Team members, made up of parents, headteachers and school inspectors, made the decision after consulting with the Department for Education, which found there was not a need for two secondary schools in Newmarket.
Julie Taylor, project leader, said: “It was clear from our discussions with them that the DfE needs to seek a solution to Newmarket College and believes that there are not the numbers of pupils in Newmarket to allow a free school without further damaging the college.
“The free school team has only ever wanted to improve educational provision in Newmarket and has always been concerned about what would happen to those children for whom the free school would not provide.”
She added: “Whilst we are obviously very disappointed, we do understand the line the DfE has taken. The purpose of free schools has never been to damage existing provision and it was clear from the very high levels of support that our project had the potential to further damage the college.
“None of us would have wanted that.”
It was back in April that the Journal first revealed the news that the group wanted to open a new school for 11 to 18 year olds - a plan which received the backing of Newmarket Town Council.
Ms Taylor said the group had emailed the council and parents earlier this week to explain their decision and had received many messages of support.
Diana Carroll, team member and one of more than 100 parents to back the free school in Newmarket, said: “We hope that by trying to establish another school in Newmarket we have focused attention on the fact that many parents are not happy with local provision and want and deserve so much more for their children.
“Although our school will not open we hope that we have contributed to shaking up attitudes to local provision. We just hope that the lack of competition that we would have provided will not result in complacency and a lack of change.”
The news comes after Newmarket College announced it was set to become an academy with a new executive principal.
Claire Coe, another advocate for the free school plan, said: “We were delighted to hear that there is to be a sponsored academy solution to Newmarket College and we hope that local provision finally improves so that parents don’t have to look outside Newmarket for school places for their children. That was always our motivation for this project.
“We want to thank all those hundreds of parents who supported our project. We hope that the DfE’s solution to Newmarket College results in the secondary school provision that this community so richly deserves. We have been deeply moved by the response from this community and would have loved to have had the chance to help them shape the future of education provision in this town. We wish the very best of luck to those who are now in that position.”
She added: “Our message to them is please do everything you can to give this wonderful community the very best secondary school for its children.”
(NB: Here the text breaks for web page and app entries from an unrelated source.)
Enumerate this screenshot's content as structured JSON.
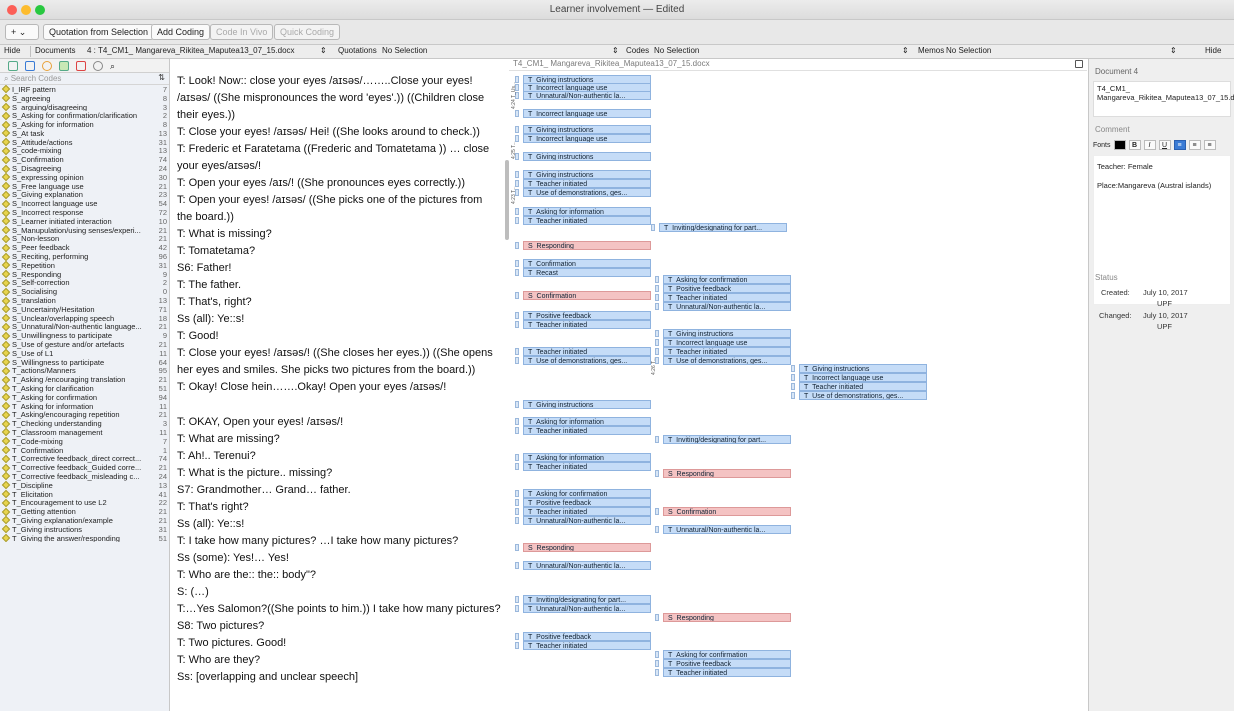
{
  "window": {
    "title": "Learner involvement — Edited"
  },
  "toolbar": {
    "add": "+ ⌄",
    "quotation_from_selection": "Quotation from Selection",
    "add_coding": "Add Coding",
    "code_in_vivo": "Code In Vivo",
    "quick_coding": "Quick Coding"
  },
  "navbar": {
    "hide_left": "Hide",
    "documents": "Documents",
    "document_sel": "4 : T4_CM1_ Mangareva_Rikitea_Maputea13_07_15.docx",
    "quotations": "Quotations",
    "quotations_sel": "No Selection",
    "codes": "Codes",
    "codes_sel": "No Selection",
    "memos": "Memos",
    "memos_sel": "No Selection",
    "hide_right": "Hide"
  },
  "search": {
    "placeholder": "Search Codes"
  },
  "codes": [
    {
      "name": "I_IRF pattern",
      "count": "7"
    },
    {
      "name": "S_agreeing",
      "count": "8"
    },
    {
      "name": "S_arguing/disagreeing",
      "count": "3"
    },
    {
      "name": "S_Asking for confirmation/clarification",
      "count": "2"
    },
    {
      "name": "S_Asking for information",
      "count": "8"
    },
    {
      "name": "S_At task",
      "count": "13"
    },
    {
      "name": "S_Attitude/actions",
      "count": "31"
    },
    {
      "name": "S_code-mixing",
      "count": "13"
    },
    {
      "name": "S_Confirmation",
      "count": "74"
    },
    {
      "name": "S_Disagreeing",
      "count": "24"
    },
    {
      "name": "S_expressing opinion",
      "count": "30"
    },
    {
      "name": "S_Free language use",
      "count": "21"
    },
    {
      "name": "S_Giving explanation",
      "count": "23"
    },
    {
      "name": "S_Incorrect language use",
      "count": "54"
    },
    {
      "name": "S_Incorrect response",
      "count": "72"
    },
    {
      "name": "S_Learner initiated interaction",
      "count": "10"
    },
    {
      "name": "S_Manupulation/using senses/experi...",
      "count": "21"
    },
    {
      "name": "S_Non-lesson",
      "count": "21"
    },
    {
      "name": "S_Peer feedback",
      "count": "42"
    },
    {
      "name": "S_Reciting, performing",
      "count": "96"
    },
    {
      "name": "S_Repetition",
      "count": "31"
    },
    {
      "name": "S_Responding",
      "count": "9"
    },
    {
      "name": "S_Self-correction",
      "count": "2"
    },
    {
      "name": "S_Socialising",
      "count": "0"
    },
    {
      "name": "S_translation",
      "count": "13"
    },
    {
      "name": "S_Uncertainty/Hesitation",
      "count": "71"
    },
    {
      "name": "S_Unclear/overlapping speech",
      "count": "18"
    },
    {
      "name": "S_Unnatural/Non-authentic language...",
      "count": "21"
    },
    {
      "name": "S_Unwillingness to participate",
      "count": "9"
    },
    {
      "name": "S_Use of gesture and/or artefacts",
      "count": "21"
    },
    {
      "name": "S_Use of L1",
      "count": "11"
    },
    {
      "name": "S_Willingness to participate",
      "count": "64"
    },
    {
      "name": "T_actions/Manners",
      "count": "95"
    },
    {
      "name": "T_Asking /encouraging translation",
      "count": "21"
    },
    {
      "name": "T_Asking for clarification",
      "count": "51"
    },
    {
      "name": "T_Asking for confirmation",
      "count": "94"
    },
    {
      "name": "T_Asking for information",
      "count": "11"
    },
    {
      "name": "T_Asking/encouraging repetition",
      "count": "21"
    },
    {
      "name": "T_Checking understanding",
      "count": "3"
    },
    {
      "name": "T_Classroom management",
      "count": "11"
    },
    {
      "name": "T_Code-mixing",
      "count": "7"
    },
    {
      "name": "T_Confirmation",
      "count": "1"
    },
    {
      "name": "T_Corrective feedback_direct correct...",
      "count": "74"
    },
    {
      "name": "T_Corrective feedback_Guided corre...",
      "count": "21"
    },
    {
      "name": "T_Corrective feedback_misleading c...",
      "count": "24"
    },
    {
      "name": "T_Discipline",
      "count": "13"
    },
    {
      "name": "T_Elicitation",
      "count": "41"
    },
    {
      "name": "T_Encouragement to use L2",
      "count": "22"
    },
    {
      "name": "T_Getting attention",
      "count": "21"
    },
    {
      "name": "T_Giving explanation/example",
      "count": "21"
    },
    {
      "name": "T_Giving instructions",
      "count": "31"
    },
    {
      "name": "T_Giving the answer/responding",
      "count": "51"
    }
  ],
  "transcript": {
    "header": "T4_CM1_ Mangareva_Rikitea_Maputea13_07_15.docx",
    "lines": [
      "T: Look! Now:: close your eyes /aɪsəs/……..Close your eyes!",
      "/aɪsəs/ ((She mispronounces the word 'eyes'.)) ((Children close",
      "their eyes.))",
      "T: Close your eyes! /aɪsəs/ Hei! ((She looks around to check.))",
      "T: Frederic et Faratetama ((Frederic and Tomatetama )) … close",
      "your eyes/aɪsəs/!",
      "T: Open your eyes /aɪs/!  ((She pronounces eyes correctly.))",
      "T: Open your eyes! /aɪsəs/ ((She picks one of the pictures from",
      "the board.))",
      "T: What is missing?",
      "T: Tomatetama?",
      "S6: Father!",
      "T: The father.",
      "T: That's, right?",
      "Ss (all): Ye::s!",
      "T: Good!",
      "T: Close your eyes! /aɪsəs/! ((She closes her eyes.)) ((She opens",
      "her eyes and smiles. She picks two pictures from the board.))",
      "T: Okay! Close hein…….Okay! Open your eyes /aɪsəs/!",
      "T: OKAY, Open your eyes! /aɪsəs/!",
      "T: What are missing?",
      "T: Ah!.. Terenui?",
      "T: What is the picture.. missing?",
      "S7: Grandmother… Grand… father.",
      "T: That's right?",
      "Ss (all): Ye::s!",
      "T: I take how many pictures? …I take how many pictures?",
      "Ss (some): Yes!… Yes!",
      "T: Who are the:: the:: body\"?",
      "S: (…)",
      "T:…Yes Salomon?((She points to him.))  I take how many pictures?",
      "S8: Two pictures?",
      "T: Two pictures. Good!",
      "T: Who are they?",
      "Ss: [overlapping and unclear speech]"
    ]
  },
  "tags": [
    "T_Giving instructions",
    "T_Incorrect language use",
    "T_Unnatural/Non-authentic la...",
    "T_Incorrect language use",
    "T_Giving instructions",
    "T_Incorrect language use",
    "T_Giving instructions",
    "T_Giving instructions",
    "T_Teacher initiated",
    "T_Use of demonstrations, ges...",
    "T_Asking for information",
    "T_Teacher initiated",
    "T_Inviting/designating for part...",
    "S_Responding",
    "T_Confirmation",
    "T_Recast",
    "T_Asking for confirmation",
    "T_Positive feedback",
    "T_Teacher initiated",
    "S_Confirmation",
    "T_Unnatural/Non-authentic la...",
    "T_Positive feedback",
    "T_Teacher initiated",
    "T_Giving instructions",
    "T_Incorrect language use",
    "T_Teacher initiated",
    "T_Teacher initiated",
    "T_Use of demonstrations, ges...",
    "T_Use of demonstrations, ges...",
    "T_Giving instructions",
    "T_Incorrect language use",
    "T_Teacher initiated",
    "T_Use of demonstrations, ges...",
    "T_Giving instructions",
    "T_Asking for information",
    "T_Teacher initiated",
    "T_Inviting/designating for part...",
    "T_Asking for information",
    "T_Teacher initiated",
    "S_Responding",
    "T_Asking for confirmation",
    "T_Positive feedback",
    "T_Teacher initiated",
    "S_Confirmation",
    "T_Unnatural/Non-authentic la...",
    "T_Unnatural/Non-authentic la...",
    "S_Responding",
    "T_Unnatural/Non-authentic la...",
    "T_Inviting/designating for part...",
    "T_Unnatural/Non-authentic la...",
    "S_Responding",
    "T_Positive feedback",
    "T_Teacher initiated",
    "T_Asking for confirmation",
    "T_Positive feedback",
    "T_Teacher initiated"
  ],
  "brackets": [
    "4:24 T_Us...",
    "4:25 T...",
    "4:23 T...",
    "4:26 T..."
  ],
  "right": {
    "doc_label": "Document 4",
    "doc_name": "T4_CM1_ Mangareva_Rikitea_Maputea13_07_15.docx",
    "comment_label": "Comment",
    "fonts": "Fonts",
    "comment_line1": "Teacher: Female",
    "comment_line2": "Place:Mangareva (Austral islands)",
    "status_label": "Status",
    "created_label": "Created:",
    "created_date": "July 10, 2017",
    "created_by": "UPF",
    "changed_label": "Changed:",
    "changed_date": "July 10, 2017",
    "changed_by": "UPF"
  },
  "colors": {
    "tag_blue": "#c5dcf7",
    "tag_pink": "#f4c3c3",
    "code_icon": "#e8d44d"
  }
}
What do you think? Was there a need for another secondary school in Newmarket? Send your letters to Newmarket Journal, 40 The Guineas, Newmarket, Suffolk, CB8 8SY, or email firstname.lastname@example.org.